**Description of the task:** Locate each line in the records containing "this". Copy it.

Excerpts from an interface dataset
+++

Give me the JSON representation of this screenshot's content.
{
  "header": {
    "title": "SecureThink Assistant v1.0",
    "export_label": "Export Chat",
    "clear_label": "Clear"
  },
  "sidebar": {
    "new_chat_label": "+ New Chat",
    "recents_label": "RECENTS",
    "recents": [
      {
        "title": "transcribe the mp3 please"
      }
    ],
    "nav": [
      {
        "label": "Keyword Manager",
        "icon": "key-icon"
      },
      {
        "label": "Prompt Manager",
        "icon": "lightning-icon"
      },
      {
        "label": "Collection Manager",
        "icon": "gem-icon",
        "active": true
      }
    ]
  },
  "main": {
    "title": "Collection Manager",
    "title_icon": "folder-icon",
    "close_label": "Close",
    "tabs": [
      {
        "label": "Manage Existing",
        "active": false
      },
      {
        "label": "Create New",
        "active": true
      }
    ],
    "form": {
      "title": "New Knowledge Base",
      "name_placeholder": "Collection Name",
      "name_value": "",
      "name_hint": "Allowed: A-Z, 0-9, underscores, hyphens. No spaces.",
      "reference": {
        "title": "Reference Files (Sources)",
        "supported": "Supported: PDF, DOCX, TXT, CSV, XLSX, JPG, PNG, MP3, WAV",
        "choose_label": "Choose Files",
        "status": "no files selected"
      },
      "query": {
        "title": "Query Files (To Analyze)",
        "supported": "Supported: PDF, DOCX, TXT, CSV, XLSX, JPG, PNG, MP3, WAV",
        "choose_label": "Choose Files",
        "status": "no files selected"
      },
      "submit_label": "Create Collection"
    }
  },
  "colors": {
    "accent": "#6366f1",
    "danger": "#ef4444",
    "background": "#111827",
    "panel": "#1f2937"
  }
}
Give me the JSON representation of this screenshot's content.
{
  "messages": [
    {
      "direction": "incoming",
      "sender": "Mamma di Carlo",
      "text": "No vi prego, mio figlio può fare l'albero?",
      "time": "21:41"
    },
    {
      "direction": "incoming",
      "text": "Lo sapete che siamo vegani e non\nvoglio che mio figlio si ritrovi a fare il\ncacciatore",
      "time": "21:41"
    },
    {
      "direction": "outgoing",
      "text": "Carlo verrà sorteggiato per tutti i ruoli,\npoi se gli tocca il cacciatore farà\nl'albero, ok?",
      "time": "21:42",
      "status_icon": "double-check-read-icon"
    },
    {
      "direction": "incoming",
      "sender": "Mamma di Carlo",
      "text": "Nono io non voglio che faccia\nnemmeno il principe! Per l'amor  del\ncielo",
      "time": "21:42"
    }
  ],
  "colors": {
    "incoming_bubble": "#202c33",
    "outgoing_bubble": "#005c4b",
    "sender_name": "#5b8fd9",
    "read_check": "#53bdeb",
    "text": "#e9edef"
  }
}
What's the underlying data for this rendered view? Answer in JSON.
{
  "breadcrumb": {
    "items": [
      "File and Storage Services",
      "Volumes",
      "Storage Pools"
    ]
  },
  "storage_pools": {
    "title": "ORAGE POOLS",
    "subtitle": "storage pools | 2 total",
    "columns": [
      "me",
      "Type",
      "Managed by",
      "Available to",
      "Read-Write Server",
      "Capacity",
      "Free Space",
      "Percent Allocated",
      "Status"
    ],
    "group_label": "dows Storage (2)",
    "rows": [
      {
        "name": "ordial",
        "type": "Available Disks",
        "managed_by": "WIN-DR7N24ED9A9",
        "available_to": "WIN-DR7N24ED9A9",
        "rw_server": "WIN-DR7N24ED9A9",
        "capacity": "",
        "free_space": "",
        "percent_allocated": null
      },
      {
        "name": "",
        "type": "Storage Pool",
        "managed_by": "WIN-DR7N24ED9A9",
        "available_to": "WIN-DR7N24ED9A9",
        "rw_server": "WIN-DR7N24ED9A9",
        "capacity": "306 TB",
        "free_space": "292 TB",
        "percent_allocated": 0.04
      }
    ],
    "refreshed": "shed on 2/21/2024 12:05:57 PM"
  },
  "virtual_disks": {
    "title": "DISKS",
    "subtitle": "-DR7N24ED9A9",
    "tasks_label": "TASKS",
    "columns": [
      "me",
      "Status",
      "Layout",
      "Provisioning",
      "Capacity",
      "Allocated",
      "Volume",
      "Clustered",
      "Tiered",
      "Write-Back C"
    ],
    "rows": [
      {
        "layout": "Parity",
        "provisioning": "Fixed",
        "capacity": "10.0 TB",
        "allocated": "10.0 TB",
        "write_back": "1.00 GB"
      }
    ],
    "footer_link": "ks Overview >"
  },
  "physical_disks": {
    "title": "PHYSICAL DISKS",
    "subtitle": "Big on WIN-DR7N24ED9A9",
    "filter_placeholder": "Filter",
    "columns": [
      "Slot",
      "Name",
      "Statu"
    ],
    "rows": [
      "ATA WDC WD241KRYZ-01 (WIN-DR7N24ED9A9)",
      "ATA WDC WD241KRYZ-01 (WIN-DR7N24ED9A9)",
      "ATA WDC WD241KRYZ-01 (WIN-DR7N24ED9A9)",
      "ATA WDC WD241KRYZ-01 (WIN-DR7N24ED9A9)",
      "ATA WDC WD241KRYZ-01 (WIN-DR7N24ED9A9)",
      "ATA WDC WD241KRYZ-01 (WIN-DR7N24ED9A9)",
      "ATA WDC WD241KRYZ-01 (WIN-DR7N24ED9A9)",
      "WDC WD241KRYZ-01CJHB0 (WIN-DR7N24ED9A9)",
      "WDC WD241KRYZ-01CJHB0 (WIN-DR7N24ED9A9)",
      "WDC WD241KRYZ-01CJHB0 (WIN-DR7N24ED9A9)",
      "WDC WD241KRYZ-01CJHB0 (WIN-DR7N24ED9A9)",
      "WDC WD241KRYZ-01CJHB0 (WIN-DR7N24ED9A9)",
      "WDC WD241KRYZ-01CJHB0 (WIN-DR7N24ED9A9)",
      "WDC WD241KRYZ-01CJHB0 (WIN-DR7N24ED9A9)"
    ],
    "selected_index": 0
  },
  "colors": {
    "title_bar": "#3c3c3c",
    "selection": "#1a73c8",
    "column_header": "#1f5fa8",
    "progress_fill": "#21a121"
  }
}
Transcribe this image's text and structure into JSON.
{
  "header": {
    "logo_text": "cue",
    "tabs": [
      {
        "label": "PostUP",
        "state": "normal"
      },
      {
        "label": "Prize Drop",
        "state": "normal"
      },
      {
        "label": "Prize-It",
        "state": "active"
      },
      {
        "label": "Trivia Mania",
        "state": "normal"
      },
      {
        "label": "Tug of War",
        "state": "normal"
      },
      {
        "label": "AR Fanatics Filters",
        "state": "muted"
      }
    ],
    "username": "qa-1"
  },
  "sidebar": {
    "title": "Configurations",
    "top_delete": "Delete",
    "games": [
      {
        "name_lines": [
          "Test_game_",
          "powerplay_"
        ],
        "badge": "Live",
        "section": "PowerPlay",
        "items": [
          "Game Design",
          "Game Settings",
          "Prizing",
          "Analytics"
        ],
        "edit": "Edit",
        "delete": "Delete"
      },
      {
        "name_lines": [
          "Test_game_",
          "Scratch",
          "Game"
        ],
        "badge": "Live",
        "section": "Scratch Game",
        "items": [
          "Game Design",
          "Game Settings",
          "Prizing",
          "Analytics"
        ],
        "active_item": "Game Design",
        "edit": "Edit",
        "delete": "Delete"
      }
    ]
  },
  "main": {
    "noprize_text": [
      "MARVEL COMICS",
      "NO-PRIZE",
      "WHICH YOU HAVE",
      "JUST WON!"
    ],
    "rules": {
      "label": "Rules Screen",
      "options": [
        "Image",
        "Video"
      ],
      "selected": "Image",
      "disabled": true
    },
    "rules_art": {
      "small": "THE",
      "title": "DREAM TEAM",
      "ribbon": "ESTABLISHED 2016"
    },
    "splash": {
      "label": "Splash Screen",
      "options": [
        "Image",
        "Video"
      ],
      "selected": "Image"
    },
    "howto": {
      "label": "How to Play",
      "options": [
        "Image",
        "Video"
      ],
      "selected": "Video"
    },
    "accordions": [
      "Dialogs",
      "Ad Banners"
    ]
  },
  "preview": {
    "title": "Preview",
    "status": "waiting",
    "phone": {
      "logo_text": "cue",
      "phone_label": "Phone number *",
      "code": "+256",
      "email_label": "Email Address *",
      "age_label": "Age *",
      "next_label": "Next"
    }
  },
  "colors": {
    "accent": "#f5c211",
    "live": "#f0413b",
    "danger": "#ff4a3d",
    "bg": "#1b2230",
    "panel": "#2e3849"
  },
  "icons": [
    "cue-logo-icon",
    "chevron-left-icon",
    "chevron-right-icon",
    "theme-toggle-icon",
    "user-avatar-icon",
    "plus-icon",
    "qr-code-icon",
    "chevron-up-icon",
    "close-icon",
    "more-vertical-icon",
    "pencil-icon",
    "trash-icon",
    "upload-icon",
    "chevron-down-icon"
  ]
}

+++

**Result of the exercise:**
Give me the JSON representation of this screenshot's content.
Give me the JSON representation of this screenshot's content.
What's the underlying data for this rendered view? Answer in JSON.
Transcribe this image's text and structure into JSON.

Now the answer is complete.